But even if this interpretation of the government’s response is correct, it has not been sufficient to overcome the wariness of financial institutions, whose anxieties are only further justified by the apparent aversion to foreign trade among some highly placed Iranian figures. On Wednesday, Agence France-Presse reported that Supreme Leader Ali Khamenei, the final authority on all matters of Iranian policy, had expressed desire for a ban on certain kinds of foreign imports. This recommendation was framed as part of Khamenei’s call for a “resistance economy” that is focused more on domestic development than foreign trade, something that AFP says has been a common refrain in his speeches for a matter of months.
The report went on to suggest that such commentary cast doubt on the willingness of Iranian government and financial institutions to adopt the “deep structural reforms” that are needed in order to improve the country’s investment prospects and its persistently stagnant economy. Khamenei’s “resistance economy” plan is the same that was touted while nuclear-related sanctions were in full force, as a way to weather the difficulty without succumbing to international demands.
What’s more, Khamenei’s plans are not facing the sort of resistance that one might expect from the administration of President Hassan Rouhani, who spearheaded the nuclear agreement on the Iranian side. This week, Iranian state media reportedly carried remarks by Foreign Minister Mohammad Javad Zarif warning that the country was prepared to resume full-scale nuclear enrichment if government officials determined that the US had created “a situation that continuation of the Joint Comprehensive Plan of Action would damage Tehran’s national interest.”
Zarif even went so far as to say that the renewed nuclear activities would be more advanced than they were prior to the agreement. He admitted that Iran had continued development of advanced enrichment centrifuges after the implementation of the JCPOA, resulting in devices that could create enriched uranium 20 times faster and more efficiently than the previous models. Such statements are sure to further justify the concerns of those Western policymakers who oppose the existing nuclear deal, thereby raising the likelihood of new enforcement measures that could bar the reentry of European firms into the Iranian market.
Of course, the US has already continued its sanctions of the Islamic Republic and Iran-linked entities over non-nuclear issues like support or international terrorism. Reuters pointed out on Wednesday that a court in Luxembourg had deferred judgement in a case wherein the Iranian government is challenging the seizure of Iranian assets for payment of compensation to victims of the September 11, 2001 terrorist attacks in New York who had successfully sued Iran.

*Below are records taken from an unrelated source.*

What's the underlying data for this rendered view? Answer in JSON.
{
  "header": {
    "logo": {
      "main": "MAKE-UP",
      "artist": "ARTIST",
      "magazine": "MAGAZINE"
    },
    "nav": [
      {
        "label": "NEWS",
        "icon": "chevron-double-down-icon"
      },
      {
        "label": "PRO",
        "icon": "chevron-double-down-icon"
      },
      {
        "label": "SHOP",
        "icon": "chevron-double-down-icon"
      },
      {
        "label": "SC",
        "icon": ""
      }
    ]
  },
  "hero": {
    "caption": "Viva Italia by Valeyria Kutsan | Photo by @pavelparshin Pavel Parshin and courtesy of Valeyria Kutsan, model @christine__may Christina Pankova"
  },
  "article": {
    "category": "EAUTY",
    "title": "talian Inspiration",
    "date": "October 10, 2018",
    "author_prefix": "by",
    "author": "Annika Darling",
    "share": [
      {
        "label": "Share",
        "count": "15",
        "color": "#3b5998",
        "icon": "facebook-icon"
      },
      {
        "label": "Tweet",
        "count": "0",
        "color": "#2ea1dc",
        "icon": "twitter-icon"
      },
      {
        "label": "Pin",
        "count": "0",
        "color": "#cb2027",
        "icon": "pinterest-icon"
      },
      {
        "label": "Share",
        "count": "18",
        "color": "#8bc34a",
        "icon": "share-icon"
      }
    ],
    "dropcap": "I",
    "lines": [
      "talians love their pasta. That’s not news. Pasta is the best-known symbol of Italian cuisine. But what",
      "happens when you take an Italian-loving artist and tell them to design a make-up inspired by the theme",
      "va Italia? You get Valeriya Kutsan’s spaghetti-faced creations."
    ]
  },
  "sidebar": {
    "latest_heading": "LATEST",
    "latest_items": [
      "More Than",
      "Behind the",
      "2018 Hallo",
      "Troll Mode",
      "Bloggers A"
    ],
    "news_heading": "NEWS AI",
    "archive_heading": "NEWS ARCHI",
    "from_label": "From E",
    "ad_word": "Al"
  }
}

And the Foundation for the Defense of Democracies reported that the United States Treasury had imposed new sanctions on two Bahraini nationals with links to Iran, declaring them Specially Designated Foreign Terrorists.
These and other such enforcement measures are all but certain to further encourage Supreme Leader Khamenei’s push for a resistance economy, which would in turn encourage Western economic disengagement from Iran.